**WHAT TO PRODUCE**
What lines of the material below hold the string "Labels"? Copy them out.

━━━━━━━━━━━━━━━━━━━━

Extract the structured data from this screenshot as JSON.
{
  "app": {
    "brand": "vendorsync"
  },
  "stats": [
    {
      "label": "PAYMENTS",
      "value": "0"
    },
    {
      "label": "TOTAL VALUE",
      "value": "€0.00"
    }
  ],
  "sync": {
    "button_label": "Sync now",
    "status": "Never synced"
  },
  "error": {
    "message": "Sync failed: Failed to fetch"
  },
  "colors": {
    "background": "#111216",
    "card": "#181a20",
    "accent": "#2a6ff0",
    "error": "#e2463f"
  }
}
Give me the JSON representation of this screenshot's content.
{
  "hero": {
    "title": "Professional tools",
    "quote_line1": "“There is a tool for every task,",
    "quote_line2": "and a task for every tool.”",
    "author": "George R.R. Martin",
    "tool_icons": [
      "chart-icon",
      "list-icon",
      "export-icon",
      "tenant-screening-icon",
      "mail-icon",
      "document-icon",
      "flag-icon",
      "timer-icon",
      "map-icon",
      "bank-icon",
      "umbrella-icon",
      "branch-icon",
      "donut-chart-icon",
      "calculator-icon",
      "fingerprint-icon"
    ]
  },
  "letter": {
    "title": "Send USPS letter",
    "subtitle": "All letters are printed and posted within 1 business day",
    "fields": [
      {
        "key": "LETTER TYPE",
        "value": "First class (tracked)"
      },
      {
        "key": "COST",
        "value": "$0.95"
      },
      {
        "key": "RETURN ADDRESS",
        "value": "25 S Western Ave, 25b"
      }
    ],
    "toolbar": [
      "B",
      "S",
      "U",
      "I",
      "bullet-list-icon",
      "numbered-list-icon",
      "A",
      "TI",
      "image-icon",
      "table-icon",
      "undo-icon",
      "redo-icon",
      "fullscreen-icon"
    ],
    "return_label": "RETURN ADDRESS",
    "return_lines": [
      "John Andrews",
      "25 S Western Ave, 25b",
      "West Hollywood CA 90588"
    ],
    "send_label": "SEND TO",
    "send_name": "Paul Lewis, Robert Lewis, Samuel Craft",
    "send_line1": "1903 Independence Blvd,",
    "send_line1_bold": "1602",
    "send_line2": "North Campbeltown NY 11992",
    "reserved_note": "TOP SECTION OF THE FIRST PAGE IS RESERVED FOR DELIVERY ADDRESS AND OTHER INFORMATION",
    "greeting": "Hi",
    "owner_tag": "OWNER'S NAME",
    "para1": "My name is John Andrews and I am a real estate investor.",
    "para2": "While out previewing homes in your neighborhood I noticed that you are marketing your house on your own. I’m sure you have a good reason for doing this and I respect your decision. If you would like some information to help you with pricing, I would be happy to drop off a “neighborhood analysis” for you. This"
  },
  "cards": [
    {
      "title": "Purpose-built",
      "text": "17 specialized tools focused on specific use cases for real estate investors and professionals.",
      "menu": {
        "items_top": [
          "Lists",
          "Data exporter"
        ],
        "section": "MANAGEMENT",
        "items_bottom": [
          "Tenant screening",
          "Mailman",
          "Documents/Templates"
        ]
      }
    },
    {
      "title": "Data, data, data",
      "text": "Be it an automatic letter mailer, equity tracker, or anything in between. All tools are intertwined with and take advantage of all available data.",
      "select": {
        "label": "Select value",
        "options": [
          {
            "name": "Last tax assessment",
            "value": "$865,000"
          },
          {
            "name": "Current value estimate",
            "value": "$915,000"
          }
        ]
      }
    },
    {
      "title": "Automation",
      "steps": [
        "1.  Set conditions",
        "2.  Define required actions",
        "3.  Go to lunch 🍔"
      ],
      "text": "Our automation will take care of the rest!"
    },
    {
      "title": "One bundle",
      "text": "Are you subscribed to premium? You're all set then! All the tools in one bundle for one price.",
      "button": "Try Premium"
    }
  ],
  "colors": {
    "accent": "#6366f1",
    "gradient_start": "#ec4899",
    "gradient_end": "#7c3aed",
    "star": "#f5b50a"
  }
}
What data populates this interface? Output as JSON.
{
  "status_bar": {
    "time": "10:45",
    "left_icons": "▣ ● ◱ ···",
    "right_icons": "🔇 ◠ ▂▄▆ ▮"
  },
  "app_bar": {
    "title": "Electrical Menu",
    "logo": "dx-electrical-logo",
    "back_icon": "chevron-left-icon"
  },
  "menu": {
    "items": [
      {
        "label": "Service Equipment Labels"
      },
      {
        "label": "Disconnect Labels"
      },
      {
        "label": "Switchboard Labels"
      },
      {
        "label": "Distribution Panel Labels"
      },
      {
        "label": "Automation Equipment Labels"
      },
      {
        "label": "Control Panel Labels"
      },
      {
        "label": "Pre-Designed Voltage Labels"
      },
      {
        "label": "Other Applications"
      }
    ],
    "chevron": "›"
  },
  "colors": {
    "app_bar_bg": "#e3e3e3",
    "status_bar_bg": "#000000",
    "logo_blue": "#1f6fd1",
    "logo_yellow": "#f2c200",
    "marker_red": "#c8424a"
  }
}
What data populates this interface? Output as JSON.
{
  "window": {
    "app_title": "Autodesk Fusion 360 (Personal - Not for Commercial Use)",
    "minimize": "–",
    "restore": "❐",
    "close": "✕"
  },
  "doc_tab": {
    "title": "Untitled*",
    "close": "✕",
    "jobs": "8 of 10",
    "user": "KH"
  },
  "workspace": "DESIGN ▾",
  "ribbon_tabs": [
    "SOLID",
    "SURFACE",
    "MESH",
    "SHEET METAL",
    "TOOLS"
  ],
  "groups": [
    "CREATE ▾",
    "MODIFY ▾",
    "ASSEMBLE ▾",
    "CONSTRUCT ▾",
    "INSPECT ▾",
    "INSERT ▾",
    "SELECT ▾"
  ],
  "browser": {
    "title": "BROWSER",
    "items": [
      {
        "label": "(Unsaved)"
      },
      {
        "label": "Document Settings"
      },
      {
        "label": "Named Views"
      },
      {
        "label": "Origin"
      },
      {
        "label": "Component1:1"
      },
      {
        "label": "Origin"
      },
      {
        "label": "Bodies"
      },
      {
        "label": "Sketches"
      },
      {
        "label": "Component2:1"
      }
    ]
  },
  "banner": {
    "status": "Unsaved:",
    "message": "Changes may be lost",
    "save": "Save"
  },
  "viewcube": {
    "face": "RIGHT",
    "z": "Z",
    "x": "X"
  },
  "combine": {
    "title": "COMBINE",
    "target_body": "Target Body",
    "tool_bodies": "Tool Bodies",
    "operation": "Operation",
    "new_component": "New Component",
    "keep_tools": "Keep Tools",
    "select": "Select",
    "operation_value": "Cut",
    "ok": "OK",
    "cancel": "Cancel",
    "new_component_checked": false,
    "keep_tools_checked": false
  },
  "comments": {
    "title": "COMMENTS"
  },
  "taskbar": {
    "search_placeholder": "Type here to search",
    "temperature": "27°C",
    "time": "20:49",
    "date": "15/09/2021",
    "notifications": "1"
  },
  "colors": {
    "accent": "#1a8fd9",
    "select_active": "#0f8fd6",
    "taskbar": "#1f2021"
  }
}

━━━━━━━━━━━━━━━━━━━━

**YOUR SOLUTION**
        "label": "Service Equipment Labels"
        "label": "Disconnect Labels"
        "label": "Switchboard Labels"
        "label": "Distribution Panel Labels"
        "label": "Automation Equipment Labels"
        "label": "Control Panel Labels"
        "label": "Pre-Designed Voltage Labels"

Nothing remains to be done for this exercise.